Westpac bank wanted to help the areas affected by the Australian bushfires. So sent out clever postcards advertising the destinations to tourists that doubled as debit cards, preloaded with $150. The debit cards contained GPS fencing technology that meant they could only be used within the areas affected by the bushfires.

A creative playground

As well as a great opportunity though, direct mail is also just fun to do. It’s one of the few mediums where it lets you off the leash. So many channels insist on 30 seconds this or 48 sheet that. And direct mail with its millions of formats is almost like “do whatever you want” which makes you feel like you can be a bit naughty. Like it’s almost encouraging you to break the rules. Which can really help you to stand out. To illustrate this you need to look no further than the dreaded agency Christmas card brief. The worst brief of the year. It’s all been done a thousand million zillion times before. And it’s almost impossible to stand out. So instead of sending out an email with a headline stolen from the 40s these guys decided to send some DM. After all a real Christmas card does tend to be something physical.

Cheetham Bell, a Manchester based agency, sent out a commemorative plate for their 2020 Christmas card. Adorned with all the rubbish that went on in 2020 recipients were encouraged to smash it. Relieving them of frustration of that horrible year.

On a similar train of thought, Truform Media Group wanted you to ‘Wash your hands of 2020.’ By creating something that most printers said was ‘impossible.’ They made dissolving sheets of soap each with something we hated about 2020 printed on them. Things like ‘marathon zoom meetings’ and ‘toilet roll hoarders’ could all be washed down the drain while keeping your hands clean.

Not only did this help them stand out (and pick them up some cheeky awards) but it also made the people who received it feel special. And making people feel special is something that DM does really well - 70% of people say that mail makes them feel more valued than email. It creates a one to one connection and feels personal. Which is probably why at Christmas you send your Nan a physical card. And not a gif.

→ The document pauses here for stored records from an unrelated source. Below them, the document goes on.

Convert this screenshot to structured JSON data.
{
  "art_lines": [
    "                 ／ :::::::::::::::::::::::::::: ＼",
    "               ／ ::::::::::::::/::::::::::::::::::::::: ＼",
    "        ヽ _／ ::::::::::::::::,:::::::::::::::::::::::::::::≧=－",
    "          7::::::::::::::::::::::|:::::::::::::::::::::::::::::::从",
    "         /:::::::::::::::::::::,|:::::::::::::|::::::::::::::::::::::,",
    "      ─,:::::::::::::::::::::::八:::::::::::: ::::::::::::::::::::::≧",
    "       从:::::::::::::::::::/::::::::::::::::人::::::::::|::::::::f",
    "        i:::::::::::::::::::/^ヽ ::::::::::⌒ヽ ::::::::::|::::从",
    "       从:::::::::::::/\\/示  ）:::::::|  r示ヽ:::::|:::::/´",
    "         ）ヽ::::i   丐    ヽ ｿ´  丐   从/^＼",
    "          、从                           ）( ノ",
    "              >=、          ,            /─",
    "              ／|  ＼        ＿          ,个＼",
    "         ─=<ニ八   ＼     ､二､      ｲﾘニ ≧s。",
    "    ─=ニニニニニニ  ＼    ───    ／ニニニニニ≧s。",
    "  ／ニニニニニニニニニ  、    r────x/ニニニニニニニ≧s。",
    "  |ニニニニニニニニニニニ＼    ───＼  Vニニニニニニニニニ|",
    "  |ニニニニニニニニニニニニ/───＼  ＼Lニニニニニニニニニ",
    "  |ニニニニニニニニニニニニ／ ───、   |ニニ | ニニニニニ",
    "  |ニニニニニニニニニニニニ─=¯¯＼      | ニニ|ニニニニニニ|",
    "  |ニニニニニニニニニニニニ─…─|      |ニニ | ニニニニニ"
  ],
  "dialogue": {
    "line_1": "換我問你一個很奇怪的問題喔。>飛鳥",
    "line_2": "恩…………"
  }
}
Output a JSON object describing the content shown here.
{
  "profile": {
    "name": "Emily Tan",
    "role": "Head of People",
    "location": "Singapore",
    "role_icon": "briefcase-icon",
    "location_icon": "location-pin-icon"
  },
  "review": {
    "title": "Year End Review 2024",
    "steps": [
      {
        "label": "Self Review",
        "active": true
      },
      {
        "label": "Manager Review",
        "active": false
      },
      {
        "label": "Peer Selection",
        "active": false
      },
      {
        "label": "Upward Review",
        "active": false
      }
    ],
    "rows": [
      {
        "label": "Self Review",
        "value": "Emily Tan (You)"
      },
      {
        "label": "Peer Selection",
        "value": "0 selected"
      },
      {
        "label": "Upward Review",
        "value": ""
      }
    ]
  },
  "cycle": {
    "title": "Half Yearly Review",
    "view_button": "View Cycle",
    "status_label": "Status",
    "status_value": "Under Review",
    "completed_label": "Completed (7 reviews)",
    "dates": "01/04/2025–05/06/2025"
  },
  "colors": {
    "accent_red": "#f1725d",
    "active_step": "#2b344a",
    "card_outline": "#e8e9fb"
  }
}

So why aren't we seeing more Grand Prix for DM?

Simply put it’s because direct mail has slipped off the radar. And become the support act to digital’s main stage. Agencies and clients have forgotten just how powerful it is.

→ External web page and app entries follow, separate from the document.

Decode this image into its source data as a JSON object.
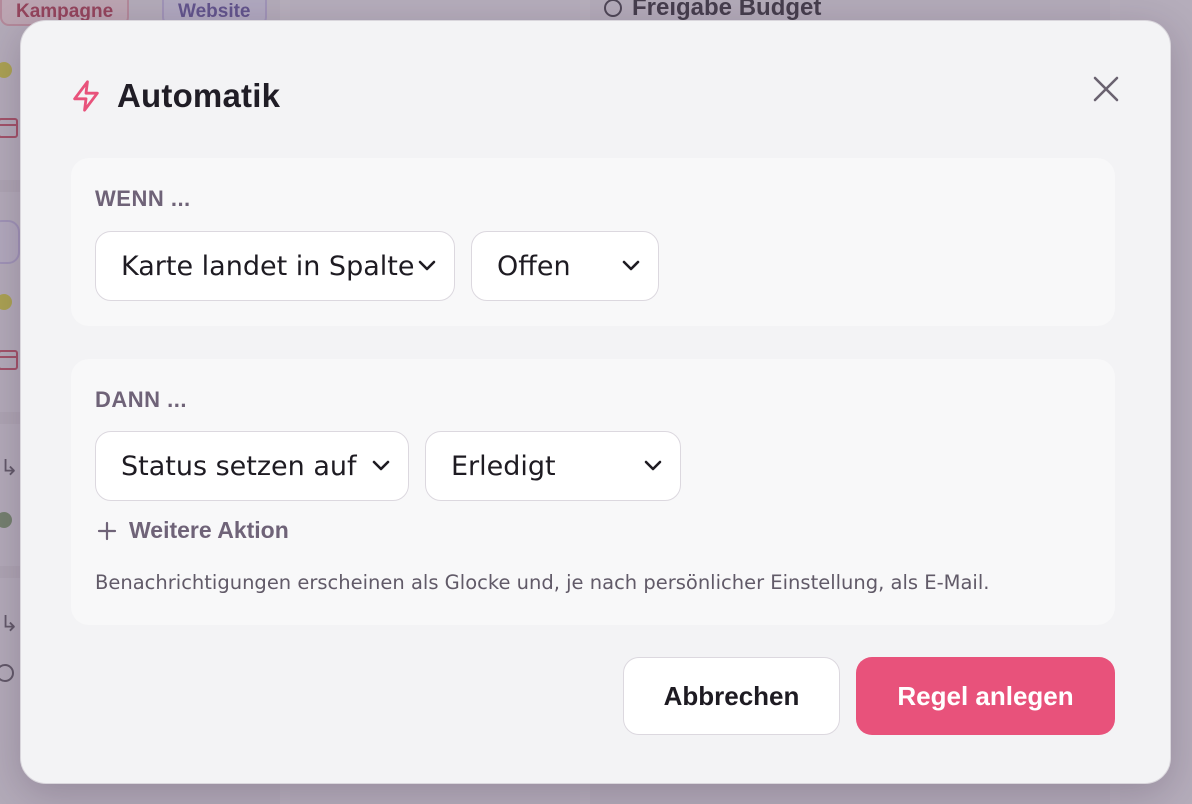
{
  "background": {
    "tags": [
      "Kampagne",
      "Website"
    ],
    "task_title": "Freigabe Budget"
  },
  "modal": {
    "title": "Automatik",
    "icon": "lightning-bolt-icon",
    "accent_color": "#e8527b",
    "when": {
      "label": "WENN ...",
      "trigger_select": {
        "value": "Karte landet in Spalte"
      },
      "column_select": {
        "value": "Offen"
      }
    },
    "then": {
      "label": "DANN ...",
      "action_select": {
        "value": "Status setzen auf"
      },
      "status_select": {
        "value": "Erledigt"
      },
      "add_action_label": "Weitere Aktion",
      "hint": "Benachrichtigungen erscheinen als Glocke und, je nach persönlicher Einstellung, als E-Mail."
    },
    "buttons": {
      "cancel": "Abbrechen",
      "create": "Regel anlegen"
    }
  }
}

  • At the moment engagement with direct mail is at a whopping 95%!
  • And 87% of people say they trust it too.

So maybe it’s time we once again, put our heads in the real world. And give the people what they want. Beautiful creative that not only looks great but feels great too.

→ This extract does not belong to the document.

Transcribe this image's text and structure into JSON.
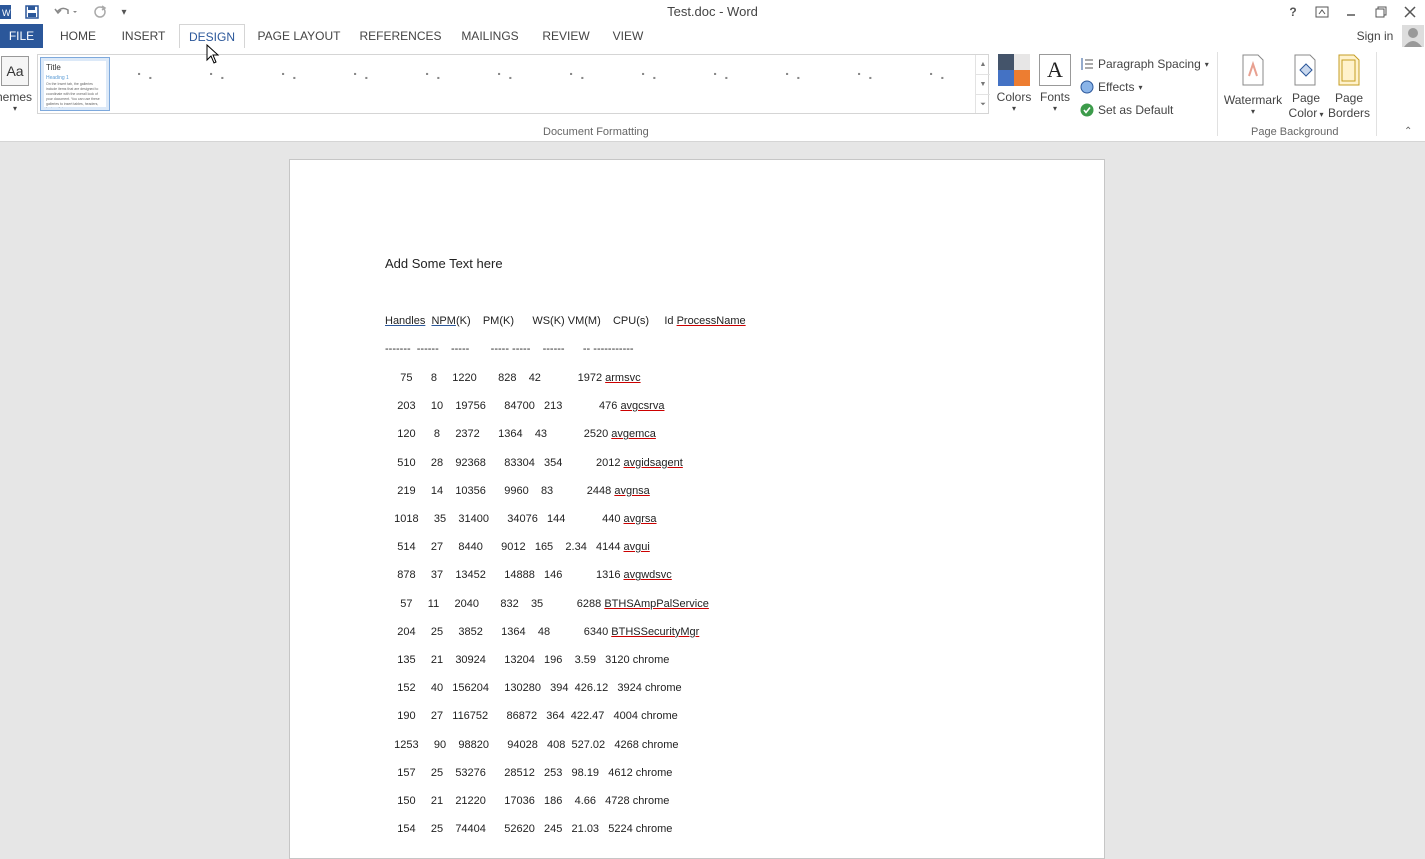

So sorry Mum I’m going to have to disobey you... again. Touch is important. It allows us to be creative in so many different ways and together with some smart tech, it can create a multi-sensory experience that turns bland into brand. As Olivia used to say, it’s time to ‘get physical, physical’ with some wonderful Direct Mail.

If your curious about the striking impact of direct mail take a look at our e-book Physically Irresistible. It’s creativity at its best!


70% of people value mail – Royal Mail Marketreach, The Value of Mail In Uncertain Times , 2017

95% direct engagement rate - JICMAIL, 2021

87% say mail is believable – Royal Mail Marketreach, The Value of Mail In Uncertain Times, 2017

Keep up to date

Join the thousands of subscribers experiencing the magic of mail. Get creative inspiration, latest innovations, thought leadership and free resources delivered to your inbox monthly.

You must provide your first name
You must provide your last name

Royal Mail Group would like to keep in touch with you by email about our products, services and offers that might interest you. Please indicate your consent by subscribing below.

You can withdraw your consent at any time. For more details about this and how we handle your data, please read our Privacy Policy Privacy Policy.